Knight is a better off-ball shooter than Lawson, a playmaking upgrade over Patrick Beverley and, along with Morris, infuses more talent into a Rockets core that is just a couple of losses away from falling out of the West's playoff picture. 

Step 2: Investing in Potential Frontcourt Cornerstone

David Zalubowski/Associated Press
Joffrey Lauvergne would be an excellent fit in Phoenix.

Denver Nuggets Receive: SG Archie Goodwin, PF Mirza Teletovic and 2016 second-round pick

Phoenix Suns Receive: PF Darrell Arthur and C Joffrey Lauvergne

Disclaimer: This might be a tough sell to Denver.

Lauvergne is a floor-spacing big with some serious defensive potential. But the Nuggets don't have a need for him, Kenneth Faried, Danilo Gallinari, Nikola Jokic and Jusuf Nurkic. Two of them will need to go in due time.

Goodwin is a first-round talent and poses an intriguing fit with Will Barton at the 2 and 3 slots. He can even soak up time as the primary ball-handler behind rookie point guard Emmanuel Mudiay.

Teletovic is drilling more than 40 percent of his long-range attempts this season and would be a nice drive-and-kick assassin for Denver's wings. His contract comes off the books this summer, at which point the Nuggets can make a decision on his future.

That second-round pick is not to be discounted. The Nuggets don't own a second-round pick until 2018—and it's not even their own.

Barry Gossage/Getty Images
Goodwin is an asset to the Suns, but he is not indispensable.

Getting Lauvergne would be a huge boon for the Suns' rebuild. Leuer is their most promising two-way stretch big, and that's not saying much. Lauvergne can complement Len better than Chandler and, at only 24, joins DeMarcus Cousins, Kevin Love and Jokic as the only qualified bigs who have buried at least 10 treys and are clearing 15 points, 10 rebounds and two assists per 36 minutes.

Losing Goodwin stings, but with Bledsoe, Booker and Warren still on the roster, Phoenix doesn't want for perimeter talent.

Step 3: Buying Low on Another Young Gun
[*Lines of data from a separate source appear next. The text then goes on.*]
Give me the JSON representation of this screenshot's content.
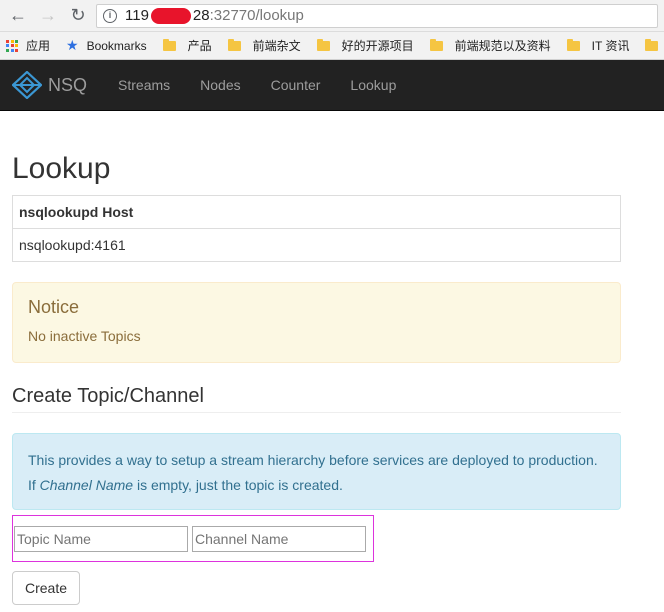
{
  "browser": {
    "url_host_start": "119",
    "url_host_end": "28",
    "url_path": ":32770/lookup",
    "bookmarks": [
      {
        "label": "应用",
        "icon": "apps-icon"
      },
      {
        "label": "Bookmarks",
        "icon": "star-icon"
      },
      {
        "label": "产品",
        "icon": "folder-icon"
      },
      {
        "label": "前端杂文",
        "icon": "folder-icon"
      },
      {
        "label": "好的开源项目",
        "icon": "folder-icon"
      },
      {
        "label": "前端规范以及资料",
        "icon": "folder-icon"
      },
      {
        "label": "IT 资讯",
        "icon": "folder-icon"
      }
    ]
  },
  "navbar": {
    "brand": "NSQ",
    "links": [
      "Streams",
      "Nodes",
      "Counter",
      "Lookup"
    ]
  },
  "page": {
    "title": "Lookup",
    "table_header": "nsqlookupd Host",
    "table_rows": [
      "nsqlookupd:4161"
    ],
    "notice_title": "Notice",
    "notice_text": "No inactive Topics",
    "create_heading": "Create Topic/Channel",
    "info_line1": "This provides a way to setup a stream hierarchy before services are deployed to production.",
    "info_line2_pre": "If ",
    "info_line2_em": "Channel Name",
    "info_line2_post": " is empty, just the topic is created.",
    "topic_placeholder": "Topic Name",
    "channel_placeholder": "Channel Name",
    "create_label": "Create"
  },
  "colors": {
    "navbar_bg": "#222222",
    "notice_bg": "#fcf8e3",
    "info_bg": "#d9edf7",
    "form_outline": "#dd33dd"
  }
}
Layne Murdoch/Getty Images
Ben McLemore's time in Sacramento has been underwhelming to the say the least. Better days could await him in Phoenix.
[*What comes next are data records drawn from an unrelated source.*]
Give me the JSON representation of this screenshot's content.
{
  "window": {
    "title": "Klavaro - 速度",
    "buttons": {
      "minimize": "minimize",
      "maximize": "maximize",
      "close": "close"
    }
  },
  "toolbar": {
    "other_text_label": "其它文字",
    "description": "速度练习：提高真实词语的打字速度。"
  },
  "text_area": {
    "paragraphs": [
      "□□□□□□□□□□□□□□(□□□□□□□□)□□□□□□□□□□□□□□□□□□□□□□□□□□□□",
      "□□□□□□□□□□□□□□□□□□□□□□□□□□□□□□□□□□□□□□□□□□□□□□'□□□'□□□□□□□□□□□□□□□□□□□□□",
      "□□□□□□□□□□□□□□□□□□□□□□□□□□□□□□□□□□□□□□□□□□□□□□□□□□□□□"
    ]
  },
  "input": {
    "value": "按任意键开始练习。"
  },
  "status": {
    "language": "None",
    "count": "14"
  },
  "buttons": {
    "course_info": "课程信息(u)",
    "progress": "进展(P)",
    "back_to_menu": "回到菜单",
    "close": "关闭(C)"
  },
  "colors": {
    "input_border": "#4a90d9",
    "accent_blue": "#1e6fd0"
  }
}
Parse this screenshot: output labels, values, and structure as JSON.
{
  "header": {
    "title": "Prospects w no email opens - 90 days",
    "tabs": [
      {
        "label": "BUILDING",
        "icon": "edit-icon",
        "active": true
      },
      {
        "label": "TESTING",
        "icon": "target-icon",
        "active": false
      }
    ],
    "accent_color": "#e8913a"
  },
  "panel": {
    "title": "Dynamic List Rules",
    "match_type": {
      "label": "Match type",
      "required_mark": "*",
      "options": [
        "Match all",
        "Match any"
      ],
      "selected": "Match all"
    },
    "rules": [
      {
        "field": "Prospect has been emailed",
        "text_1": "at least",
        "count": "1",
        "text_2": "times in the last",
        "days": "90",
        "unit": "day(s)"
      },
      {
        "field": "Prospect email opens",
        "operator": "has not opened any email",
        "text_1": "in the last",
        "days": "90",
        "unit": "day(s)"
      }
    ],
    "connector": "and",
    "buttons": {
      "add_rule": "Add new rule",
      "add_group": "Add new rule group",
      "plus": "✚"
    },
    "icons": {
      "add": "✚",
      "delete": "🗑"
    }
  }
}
Phoenix Suns Receive: SF Caron Butler and SG Ben McLemore

Sacramento Kings Receive: PF Jon Leuer and SF P.J. Tucker

Grabbing McLemore does not undermine Booker's development.
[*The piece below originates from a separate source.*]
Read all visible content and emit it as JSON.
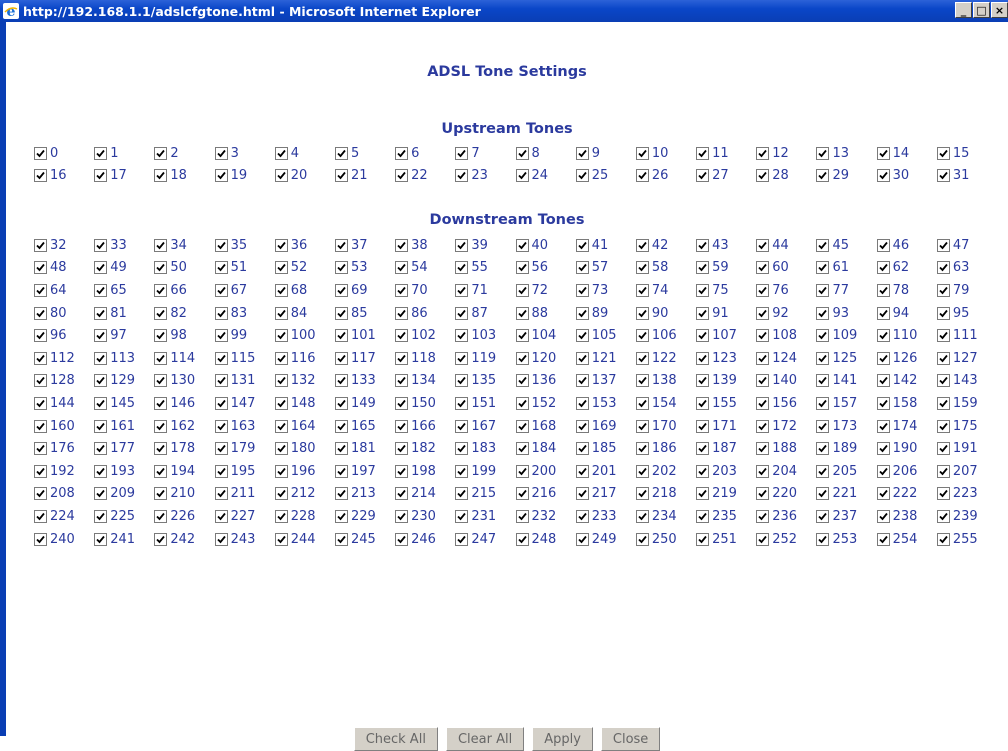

The No. 7 pick from 2013 is trying to stave off the dreaded "bust" label. Though his three-point rate has climbed through each of his first three seasons, his defense is underwhelming, and he has never posted a player efficiency rating better than 10.5. He ranks as a buy-low acquisition for Phoenix—a plug-and-play piece who soaks up any available minutes following Goodwin's and Tucker's departures. 

Deadly shooting from Omri Casspi (44.1 percent from three) and Seth Curry (41.4 percent) lets the Kings cut bait with McLemore. Tucker is a solid backup wing and offers cheap insurance should Sacramento decide to ship out Rudy Gay—a distinct possibility, per Stein

Adding Leuer permits Kings head coach George Karl to deploy even more offensively tantalizing lineups. DeMarcus Cousins and Leuer would bend defenses with their shooting, or the latter can dot the three-point line as Willie Cauley-Stein spearheads all the pick-and-rolls.

And with the Kings a stone's throw from the West's playoff bracket, the prospect of landing two impact players is one they cannot rebuff without serious consideration.

Stats courtesy of Basketball-Reference.com and NBA.com and are accurate leading into games on Feb. 1 unless otherwise cited. Salary information via Basketball Insiders. Draft pick commitments from RealGM.

Dan Favale covers the NBA for Bleacher Report. Follow him on Twitter @danfavale.

Follow Phoenix Suns from B/R on Facebook

Follow Phoenix Suns from B/R on Facebook and get the latest updates straight to your newsfeed!

Team StreamTM

Phoenix Suns

Subscribe Now

By signing up for our newsletter, you agree to our Terms and Privacy Policy.

Thanks for signing up.